**Dataset records**

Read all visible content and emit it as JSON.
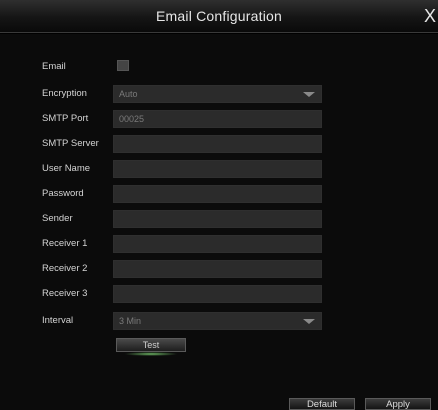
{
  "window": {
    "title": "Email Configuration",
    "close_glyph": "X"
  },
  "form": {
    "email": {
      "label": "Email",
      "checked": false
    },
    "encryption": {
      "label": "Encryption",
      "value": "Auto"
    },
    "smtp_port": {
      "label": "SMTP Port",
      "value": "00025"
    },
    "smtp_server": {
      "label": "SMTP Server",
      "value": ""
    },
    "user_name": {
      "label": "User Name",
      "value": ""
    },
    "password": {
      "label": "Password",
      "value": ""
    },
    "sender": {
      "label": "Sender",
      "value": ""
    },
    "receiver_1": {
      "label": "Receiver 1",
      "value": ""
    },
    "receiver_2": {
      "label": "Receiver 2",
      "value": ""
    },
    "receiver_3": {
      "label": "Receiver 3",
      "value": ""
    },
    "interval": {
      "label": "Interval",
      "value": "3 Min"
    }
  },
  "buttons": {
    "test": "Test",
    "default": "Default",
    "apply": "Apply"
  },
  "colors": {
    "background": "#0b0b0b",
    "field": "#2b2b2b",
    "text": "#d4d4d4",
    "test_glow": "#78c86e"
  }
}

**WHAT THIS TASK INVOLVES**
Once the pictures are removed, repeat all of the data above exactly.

**EXPECTED ANSWER**
Read all visible content and emit it as JSON.
{
  "window": {
    "title": "Email Configuration",
    "close_glyph": "X"
  },
  "form": {
    "email": {
      "label": "Email",
      "checked": false
    },
    "encryption": {
      "label": "Encryption",
      "value": "Auto"
    },
    "smtp_port": {
      "label": "SMTP Port",
      "value": "00025"
    },
    "smtp_server": {
      "label": "SMTP Server",
      "value": ""
    },
    "user_name": {
      "label": "User Name",
      "value": ""
    },
    "password": {
      "label": "Password",
      "value": ""
    },
    "sender": {
      "label": "Sender",
      "value": ""
    },
    "receiver_1": {
      "label": "Receiver 1",
      "value": ""
    },
    "receiver_2": {
      "label": "Receiver 2",
      "value": ""
    },
    "receiver_3": {
      "label": "Receiver 3",
      "value": ""
    },
    "interval": {
      "label": "Interval",
      "value": "3 Min"
    }
  },
  "buttons": {
    "test": "Test",
    "default": "Default",
    "apply": "Apply"
  },
  "colors": {
    "background": "#0b0b0b",
    "field": "#2b2b2b",
    "text": "#d4d4d4",
    "test_glow": "#78c86e"
  }
}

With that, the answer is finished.